If you Google something about your baby and expect medical advice you will wind up reading about birth defects, autism, down syndrome, cancer, and everything else under the Sun. It’s not helpful and it will only make you worry.
By all means, feel free to look up milestones to see what you might have to look forward to in the coming months. This can be an absolute blast and gives you an idea of what to expect down the road.
If you’re concerned about the health of your baby, do yourself a favor and call their pediatrician or the hospital’s 24/7 nurse hotline. They will offer real advice that won’t make you panic. If there’s a reason you really need to be concerned, they will have you come in with your little one. It’s a win-win.

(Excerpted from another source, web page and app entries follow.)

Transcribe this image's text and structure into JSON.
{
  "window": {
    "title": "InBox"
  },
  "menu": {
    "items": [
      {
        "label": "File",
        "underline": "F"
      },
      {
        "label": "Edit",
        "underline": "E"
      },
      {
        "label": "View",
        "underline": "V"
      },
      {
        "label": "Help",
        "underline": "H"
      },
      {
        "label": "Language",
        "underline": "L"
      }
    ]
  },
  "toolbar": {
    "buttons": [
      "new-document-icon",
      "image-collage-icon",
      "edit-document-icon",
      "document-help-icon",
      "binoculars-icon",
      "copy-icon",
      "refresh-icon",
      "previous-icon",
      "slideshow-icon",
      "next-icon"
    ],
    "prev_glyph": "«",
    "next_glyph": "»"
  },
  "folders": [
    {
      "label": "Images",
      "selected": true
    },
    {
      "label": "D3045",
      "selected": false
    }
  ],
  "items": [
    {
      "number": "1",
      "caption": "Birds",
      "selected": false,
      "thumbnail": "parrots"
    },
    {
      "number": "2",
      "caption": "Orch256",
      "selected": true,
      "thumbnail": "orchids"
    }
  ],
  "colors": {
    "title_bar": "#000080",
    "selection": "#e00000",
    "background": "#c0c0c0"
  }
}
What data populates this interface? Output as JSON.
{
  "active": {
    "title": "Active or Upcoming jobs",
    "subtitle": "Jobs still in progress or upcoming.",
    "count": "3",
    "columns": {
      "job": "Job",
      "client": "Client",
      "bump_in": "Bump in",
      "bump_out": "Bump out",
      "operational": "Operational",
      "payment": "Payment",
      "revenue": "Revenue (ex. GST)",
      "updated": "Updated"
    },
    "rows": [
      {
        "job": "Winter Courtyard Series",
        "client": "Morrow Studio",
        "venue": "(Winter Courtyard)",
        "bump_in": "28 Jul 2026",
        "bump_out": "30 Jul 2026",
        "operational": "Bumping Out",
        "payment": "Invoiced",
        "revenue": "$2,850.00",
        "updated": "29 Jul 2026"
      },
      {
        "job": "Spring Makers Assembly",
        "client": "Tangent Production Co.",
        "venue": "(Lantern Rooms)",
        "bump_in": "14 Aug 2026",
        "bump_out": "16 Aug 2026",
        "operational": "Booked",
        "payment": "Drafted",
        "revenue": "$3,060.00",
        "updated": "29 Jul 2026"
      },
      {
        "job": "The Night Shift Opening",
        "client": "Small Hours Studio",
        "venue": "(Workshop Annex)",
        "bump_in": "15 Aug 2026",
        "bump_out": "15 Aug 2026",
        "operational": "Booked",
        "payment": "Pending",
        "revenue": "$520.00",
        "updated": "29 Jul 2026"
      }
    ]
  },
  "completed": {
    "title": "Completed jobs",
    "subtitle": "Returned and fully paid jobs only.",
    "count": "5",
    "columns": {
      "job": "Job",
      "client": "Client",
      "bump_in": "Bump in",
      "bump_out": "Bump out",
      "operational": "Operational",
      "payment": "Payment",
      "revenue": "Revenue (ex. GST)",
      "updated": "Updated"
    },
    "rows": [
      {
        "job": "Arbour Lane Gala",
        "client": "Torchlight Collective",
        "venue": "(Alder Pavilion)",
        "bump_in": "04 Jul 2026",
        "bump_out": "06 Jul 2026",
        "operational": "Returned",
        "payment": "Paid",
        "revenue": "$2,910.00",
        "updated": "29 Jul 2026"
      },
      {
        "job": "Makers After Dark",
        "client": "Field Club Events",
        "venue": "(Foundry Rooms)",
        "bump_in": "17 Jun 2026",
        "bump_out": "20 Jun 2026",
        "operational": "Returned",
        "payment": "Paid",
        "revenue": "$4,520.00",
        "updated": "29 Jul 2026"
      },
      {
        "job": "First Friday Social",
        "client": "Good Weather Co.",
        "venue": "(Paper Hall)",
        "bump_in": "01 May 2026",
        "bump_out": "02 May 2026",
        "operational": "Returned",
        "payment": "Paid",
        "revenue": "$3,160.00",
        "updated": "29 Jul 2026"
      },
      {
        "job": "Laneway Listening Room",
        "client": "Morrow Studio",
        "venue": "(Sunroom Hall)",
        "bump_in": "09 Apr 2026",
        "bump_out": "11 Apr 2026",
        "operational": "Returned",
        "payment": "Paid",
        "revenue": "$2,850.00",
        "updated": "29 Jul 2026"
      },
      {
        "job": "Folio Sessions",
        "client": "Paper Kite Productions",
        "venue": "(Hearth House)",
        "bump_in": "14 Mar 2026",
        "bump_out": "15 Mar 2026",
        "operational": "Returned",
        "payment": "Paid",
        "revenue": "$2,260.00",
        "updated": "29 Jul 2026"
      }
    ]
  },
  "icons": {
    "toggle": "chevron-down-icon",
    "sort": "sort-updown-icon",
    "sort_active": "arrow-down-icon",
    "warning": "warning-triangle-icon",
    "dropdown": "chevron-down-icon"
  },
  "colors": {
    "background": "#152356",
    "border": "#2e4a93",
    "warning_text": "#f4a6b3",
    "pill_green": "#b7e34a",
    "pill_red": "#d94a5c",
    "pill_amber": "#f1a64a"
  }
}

Reason 3: Parenting Blogs are Unrealistic
Other than that one person on your friend list that insists on sharing every intimate detail of their life on Facebook, most people you know probably doctor up their lives for social media.
We all do it.
Nobody wants to share with everyone that the baby was crying all night, they wouldn’t eat, you forgot to put detergent in the washer, the lawn ne – you get the idea. These things happen, but we don’t share them online.
Parenting blogs do the same thing.
I won’t speak for every parenting blog, as there are likely some honest and decent ones out there. (The Susie Johnson blog, Not Your Average Mom, comes to mind!) But, so many of them are guilty of the same doctoring or scrubbing as people on social media. This can then hurt you in more than one way:
It makes you feel like a bad parent.
Plain and simple. Seeing what appears to be this perfect family, knocking every aspect of parenting out of the park, can make you feel like the worst parent in the world. Photos and vlogs of their happy little kids, never fussing or crying. Tips on how to do this or that with an accompanying photo showcasing the perfect result. Pictures of home-cooked baby meals seven days a week. The list goes on and on.
Note: Even if you can’t make picture-perfect meals every day, you can quickly treat yourself to some great gourmet coffee at home! The weekly schedule for stay at home moms and dads is insane – caffeine up!)
The advice, like their online life, is unrealistic.
Perhaps the most frustrating aspect of looking for parenting tips online is how many of them dole out advice that simply isn’t realistic for most families.
For example, when looking for sleeping training tips, I saw countless sites that suggested creating a nighttime routine that included: a fresh-made snack, a long bath, story time, a song, and a baby massage.
Not only does that kind of treatment cost you a few hundred dollars at a spa, it takes far more time than many parents have. It’s also easy for a routine to get derailed by, well, life. Unless you have a little robot child on a timer, your baby will get off of this routine in no time.
This isn’t to say you shouldn’t shoot for a routine. Just don’t expect to fulfill the idealistic five-hour nighttime routine outlined by some blogger. Also, just when you think you’re baby is on a routine, it will decide to change course for several months. (Yay!)
What’s a Parent to Do?
As much as I hate the saying, here goes…
You do you.
No two babies are the same. Even identical twins can have different personalities. Because of this, most parenting tips you find online will be a rough estimate at best.
If you really want to look things up, know that you’re only getting a loose blueprint or guideline. Most of the time your results will differ from the author’s. That’s great – your baby has a unique personality!
Be patient, try new things, and read your baby as well as you can. Do this, and you can arrive at a place you’re all happy with, together, and on your own time.
Don’t let a blog fool you into thinking you’re doing something wrong simply because you’re not feeding your baby pureed kale before their five-hour nighttime routine of essential oils, a steam bath, yoga, and a lullaby accompanied by live harp. Just do the best you can and enjoy every minute of it. The last thing moms and dads need to do is stress about a life nobody can attain.
As long as you’re giving it your all, you’re on the path to being a great mother or father.
P.S. If you’re about to become a parent, don’t let the hospital stay be an unorganized mess. Go into battle totally prepared and ready to cradle your newborn like a boss with this checklist for new dads!